You may be wondering why *p/q* doesn't work for everything, and the reason that probably is is because of derivatives and the shifting of the graph at any point in time. The possible roots found when using the Rational Root Theorem are only pertaining to the change in the graph's motion or direction and would be used, along with sigma, to find derivatives and solve them as well. That's why the actual root does not have to be included in the Rational Root Theorem's method, even if it is a rational root.

## Step 8: Factor the Polynomial...

"Factor the polynomial using synthetic division, factoring rules, or the quadratic formula. Remember that the conjugate radical theorem and complex conjugate theorem apply."

Let's say that you could use synthetic division to find the roots of a polynomial unlike the last equation. If we had used a different equation (one that worked with synthetic division), we would factor out the factor of the polynomial, and most likely end up with a quadratic equation. Then we can use factoring rules or the quadratic formula to finish solving the polynomial.

(I assume you know how to use the quadratic formula and know the factoring rules since that's basic algebra).

To make things easier, keep in mind that the conjugate radical theorem and complex conjugate theorem apply, so while you're going through the steps to factor, see if you can find any times that the two may be useful.

## Step 9: Identify the Roots...

"Identify the roots that are solutions."

Basically, all you need to do is identify them. You can write them in the form *( x - a )( x - a )( x - a )* or just identify the roots. For example:

10x^3-10x^2-32

( x - (1/15)((5+cbrt(5525-300sqrt(399))+5^(2/3)cbrt(221+12sqrt(339))) )( x - (1/3)+(1/6i)(sqrt(3)+i)cbrt((1/5)(221-12sqrt(339)))-(1/6)(1+isqrt(3))cbrt((1/5)(221+12sqrt(339))) )( x - (1/3)-(1/30)(1+isqrt(3))cbrt(5525-300sqrt(339))+(1/6i)(sqrt(3)+i)cbrt((1/5)(221+12sqrt(339))) )

or

Roots:

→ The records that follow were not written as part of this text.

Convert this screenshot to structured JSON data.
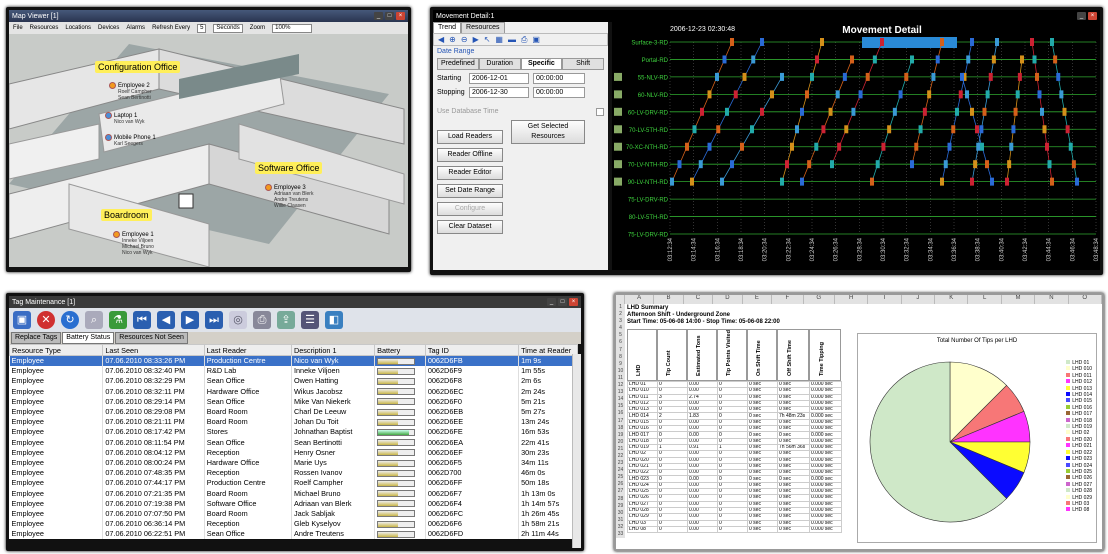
{
  "map_viewer": {
    "title": "Map Viewer [1]",
    "menu": [
      "File",
      "Resources",
      "Locations",
      "Devices",
      "Alarms"
    ],
    "refresh_label": "Refresh Every",
    "refresh_value": "5",
    "refresh_unit": "Seconds",
    "zoom_label": "Zoom",
    "zoom_value": "100%",
    "rooms": {
      "config": "Configuration Office",
      "software": "Software Office",
      "boardroom": "Boardroom"
    },
    "employees": [
      {
        "name": "Employee 2",
        "sub": [
          "Roelf Campher",
          "Sean Bertinotti"
        ]
      },
      {
        "name": "Laptop 1",
        "sub": [
          "Nico van Wyk"
        ]
      },
      {
        "name": "Mobile Phone 1",
        "sub": [
          "Karl Seegers"
        ]
      },
      {
        "name": "Employee 3",
        "sub": [
          "Adriaan van Blerk",
          "Andre Treutens",
          "Willie Claasen"
        ]
      },
      {
        "name": "Employee 1",
        "sub": [
          "Inneke Viljoen",
          "Michael Bruno",
          "Nico van Wyk"
        ]
      }
    ]
  },
  "movement": {
    "title": "Movement Detail:1",
    "tabs": [
      "Trend",
      "Resources"
    ],
    "date_range_label": "Date Range",
    "range_tabs": [
      "Predefined",
      "Duration",
      "Specific",
      "Shift"
    ],
    "starting_label": "Starting",
    "starting_date": "2006-12-01",
    "starting_time": "00:00:00",
    "stopping_label": "Stopping",
    "stopping_date": "2006-12-30",
    "stopping_time": "00:00:00",
    "use_db_time": "Use Database Time",
    "buttons": {
      "load": "Load Readers",
      "get": "Get Selected Resources",
      "offline": "Reader Offline",
      "editor": "Reader Editor",
      "set": "Set Date Range",
      "configure": "Configure",
      "clear": "Clear Dataset"
    },
    "chart_title": "Movement Detail",
    "timestamp": "2006-12-23 02:30:48",
    "lanes": [
      "Surface-3-RD",
      "Portal-RD",
      "55-NLV-RD",
      "60-NLV-RD",
      "60-LV-DRV-RD",
      "70-LV-5TH-RD",
      "70-XC-NTH-RD",
      "70-LV-NTH-RD",
      "90-LV-NTH-RD",
      "75-LV-DRV-RD",
      "80-LV-5TH-RD",
      "75-LV-DRV-RD"
    ],
    "times": [
      "03:12:34",
      "03:14:34",
      "03:16:34",
      "03:18:34",
      "03:20:34",
      "03:22:34",
      "03:24:34",
      "03:26:34",
      "03:28:34",
      "03:30:34",
      "03:32:34",
      "03:34:34",
      "03:36:34",
      "03:38:34",
      "03:40:34",
      "03:42:34",
      "03:44:34",
      "03:46:34",
      "03:48:34"
    ]
  },
  "tag_maint": {
    "title": "Tag Maintenance [1]",
    "tabs": [
      "Replace Tags",
      "Battery Status",
      "Resources Not Seen"
    ],
    "columns": [
      "Resource Type",
      "Last Seen",
      "Last Reader",
      "Description 1",
      "Battery",
      "Tag ID",
      "Time at Reader"
    ],
    "rows": [
      [
        "Employee",
        "07.06.2010 08:33:26 PM",
        "Production Centre",
        "Nico van Wyk",
        "0.55",
        "0062D6FB",
        "1m 9s"
      ],
      [
        "Employee",
        "07.06.2010 08:32:40 PM",
        "R&D Lab",
        "Inneke Viljoen",
        "0.55",
        "0062D6F9",
        "1m 55s"
      ],
      [
        "Employee",
        "07.06.2010 08:32:29 PM",
        "Sean Office",
        "Owen Hatting",
        "0.55",
        "0062D6F8",
        "2m 6s"
      ],
      [
        "Employee",
        "07.06.2010 08:32:11 PM",
        "Hardware Office",
        "Wikus Jacobsz",
        "0.55",
        "0062D6EC",
        "2m 24s"
      ],
      [
        "Employee",
        "07.06.2010 08:29:14 PM",
        "Sean Office",
        "Mike Van Niekerk",
        "0.55",
        "0062D6F0",
        "5m 21s"
      ],
      [
        "Employee",
        "07.06.2010 08:29:08 PM",
        "Board Room",
        "Charl De Leeuw",
        "0.55",
        "0062D6EB",
        "5m 27s"
      ],
      [
        "Employee",
        "07.06.2010 08:21:11 PM",
        "Board Room",
        "Johan Du Toit",
        "0.55",
        "0062D6EE",
        "13m 24s"
      ],
      [
        "Employee",
        "07.06.2010 08:17:42 PM",
        "Stores",
        "Johnathan Baptist",
        "0.85",
        "0062D6FE",
        "16m 53s"
      ],
      [
        "Employee",
        "07.06.2010 08:11:54 PM",
        "Sean Office",
        "Sean Bertinotti",
        "0.55",
        "0062D6EA",
        "22m 41s"
      ],
      [
        "Employee",
        "07.06.2010 08:04:12 PM",
        "Reception",
        "Henry Osner",
        "0.55",
        "0062D6EF",
        "30m 23s"
      ],
      [
        "Employee",
        "07.06.2010 08:00:24 PM",
        "Hardware Office",
        "Marie Uys",
        "0.55",
        "0062D6F5",
        "34m 11s"
      ],
      [
        "Employee",
        "07.06.2010 07:48:35 PM",
        "Reception",
        "Rossen Ivanov",
        "0.55",
        "0062D700",
        "46m 0s"
      ],
      [
        "Employee",
        "07.06.2010 07:44:17 PM",
        "Production Centre",
        "Roelf Campher",
        "0.55",
        "0062D6FF",
        "50m 18s"
      ],
      [
        "Employee",
        "07.06.2010 07:21:35 PM",
        "Board Room",
        "Michael Bruno",
        "0.55",
        "0062D6F7",
        "1h 13m 0s"
      ],
      [
        "Employee",
        "07.06.2010 07:19:38 PM",
        "Software Office",
        "Adriaan van Blerk",
        "0.55",
        "0062D6F4",
        "1h 14m 57s"
      ],
      [
        "Employee",
        "07.06.2010 07:07:50 PM",
        "Board Room",
        "Jack Sabljak",
        "0.55",
        "0062D6FC",
        "1h 26m 45s"
      ],
      [
        "Employee",
        "07.06.2010 06:36:14 PM",
        "Reception",
        "Gleb Kyselyov",
        "0.55",
        "0062D6F6",
        "1h 58m 21s"
      ],
      [
        "Employee",
        "07.06.2010 06:22:51 PM",
        "Sean Office",
        "Andre Treutens",
        "0.55",
        "0062D6FD",
        "2h 11m 44s"
      ]
    ]
  },
  "excel": {
    "columns": [
      "A",
      "B",
      "C",
      "D",
      "E",
      "F",
      "G",
      "H",
      "I",
      "J",
      "K",
      "L",
      "M",
      "N",
      "O"
    ],
    "title1": "LHD Summary",
    "title2": "Afternoon Shift - Underground Zone",
    "title3": "Start Time: 05-06-08 14:00 - Stop Time: 05-06-08 22:00",
    "headers": [
      "LHD",
      "Tip Count",
      "Estimated Tons",
      "Tip Points Visited",
      "On Shift Time",
      "Off Shift Time",
      "Time Tipping"
    ],
    "rows": [
      [
        "LHD 01",
        "0",
        "0.00",
        "0",
        "0 sec",
        "0 sec",
        "0.000 sec"
      ],
      [
        "LHD 010",
        "0",
        "0.00",
        "0",
        "0 sec",
        "0 sec",
        "0.000 sec"
      ],
      [
        "LHD 011",
        "3",
        "2.74",
        "0",
        "0 sec",
        "0 sec",
        "0.000 sec"
      ],
      [
        "LHD 012",
        "0",
        "0.00",
        "0",
        "0 sec",
        "0 sec",
        "0.000 sec"
      ],
      [
        "LHD 013",
        "0",
        "0.00",
        "0",
        "0 sec",
        "0 sec",
        "0.000 sec"
      ],
      [
        "LHD 014",
        "2",
        "1.83",
        "0",
        "0 sec",
        "7h 48m 23s",
        "0.000 sec"
      ],
      [
        "LHD 015",
        "0",
        "0.00",
        "0",
        "0 sec",
        "0 sec",
        "0.000 sec"
      ],
      [
        "LHD 016",
        "0",
        "0.00",
        "0",
        "0 sec",
        "0 sec",
        "0.000 sec"
      ],
      [
        "LHD 017",
        "0",
        "0.00",
        "0",
        "0 sec",
        "0 sec",
        "0.000 sec"
      ],
      [
        "LHD 018",
        "0",
        "0.00",
        "0",
        "0 sec",
        "0 sec",
        "0.000 sec"
      ],
      [
        "LHD 019",
        "1",
        "0.91",
        "1",
        "0 sec",
        "7h 56m 36s",
        "0.000 sec"
      ],
      [
        "LHD 02",
        "0",
        "0.00",
        "0",
        "0 sec",
        "0 sec",
        "0.000 sec"
      ],
      [
        "LHD 020",
        "0",
        "0.00",
        "0",
        "0 sec",
        "0 sec",
        "0.000 sec"
      ],
      [
        "LHD 021",
        "0",
        "0.00",
        "0",
        "0 sec",
        "0 sec",
        "0.000 sec"
      ],
      [
        "LHD 022",
        "0",
        "0.00",
        "0",
        "0 sec",
        "0 sec",
        "0.000 sec"
      ],
      [
        "LHD 023",
        "0",
        "0.00",
        "0",
        "0 sec",
        "0 sec",
        "0.000 sec"
      ],
      [
        "LHD 024",
        "0",
        "0.00",
        "0",
        "0 sec",
        "0 sec",
        "0.000 sec"
      ],
      [
        "LHD 025",
        "0",
        "0.00",
        "0",
        "0 sec",
        "0 sec",
        "0.000 sec"
      ],
      [
        "LHD 026",
        "0",
        "0.00",
        "0",
        "0 sec",
        "0 sec",
        "0.000 sec"
      ],
      [
        "LHD 027",
        "0",
        "0.00",
        "0",
        "0 sec",
        "0 sec",
        "0.000 sec"
      ],
      [
        "LHD 028",
        "0",
        "0.00",
        "0",
        "0 sec",
        "0 sec",
        "0.000 sec"
      ],
      [
        "LHD 029",
        "0",
        "0.00",
        "0",
        "0 sec",
        "0 sec",
        "0.000 sec"
      ],
      [
        "LHD 03",
        "0",
        "0.00",
        "0",
        "0 sec",
        "0 sec",
        "0.000 sec"
      ],
      [
        "LHD 08",
        "0",
        "0.00",
        "0",
        "0 sec",
        "0 sec",
        "0.000 sec"
      ]
    ],
    "chart_title": "Total Number Of Tips per LHD",
    "legend": [
      "LHD 01",
      "LHD 010",
      "LHD 011",
      "LHD 012",
      "LHD 013",
      "LHD 014",
      "LHD 015",
      "LHD 016",
      "LHD 017",
      "LHD 018",
      "LHD 019",
      "LHD 02",
      "LHD 020",
      "LHD 021",
      "LHD 022",
      "LHD 023",
      "LHD 024",
      "LHD 025",
      "LHD 026",
      "LHD 027",
      "LHD 028",
      "LHD 029",
      "LHD 03",
      "LHD 08"
    ]
  },
  "chart_data": {
    "type": "pie",
    "title": "Total Number Of Tips per LHD",
    "categories": [
      "LHD 011",
      "LHD 014",
      "LHD 019",
      "LHD 020",
      "LHD 021",
      "LHD 022",
      "LHD 025"
    ],
    "values": [
      9,
      2,
      1,
      1,
      1,
      1,
      1
    ],
    "colors": [
      "#cfe8c8",
      "#ffffcc",
      "#f77777",
      "#ff33ff",
      "#ffff33",
      "#0b0bff",
      "#cfe8c8"
    ]
  }
}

(1/15)((5+cbrt(5525-300sqrt(399))+5^(2/3)cbrt(221+12sqrt(339))), (1/3)+(1/6i)(sqrt(3)+i)cbrt((1/5)(221-12sqrt(339)))-(1/6)(1+isqrt(3))cbrt((1/5)(221+12sqrt(339))), and (1/3)-(1/30)(1+isqrt(3))cbrt(5525-300sqrt(339))+(1/6i)(sqrt(3)+i)cbrt((1/5)(221+12sqrt(339)))

## Step 10: Graphing the Polynomial

I can only really help you with the steps to graph it, since this isn't supposed to be primarily on how to graph polynomials, but you can use the roots and relative extremas to *sketch* the graph out. You know that the roots are where the graph will be crossing the x-axis, so we can mark those on our graph. Then using end behavior rules and the idea that *n-1* is the number of times the graph will be switching directions, you can sketch out an approximation of what the actual graph would look like.

If you wanted exact measurements, you'd have to do a bit more, but it's tedious and practically pointless to me, so I typically wouldn't do it unless you've specifically been told to.

(Being honest here, I don't fully understand how to graph them completely either so I'm not going to).

## Step 11: Thank You! and Bibliography

That's basically it. It's probably hard to understand for a lot of people, but I'm just a student doing this for her language arts project :) Thank you for reading and I hope you learned something.

Made by Kelly Oh ㅎㅅㅎ

**Bibliography**

Apex Learning, Algebra II, Semester 1, Unit 5, 1997, course.apexlearning.com. Accessed 31 Jan 2019.

IXL Learning, 1998, https://www.ixl.com/math/algebra2. Accessed 31 Jan 2019.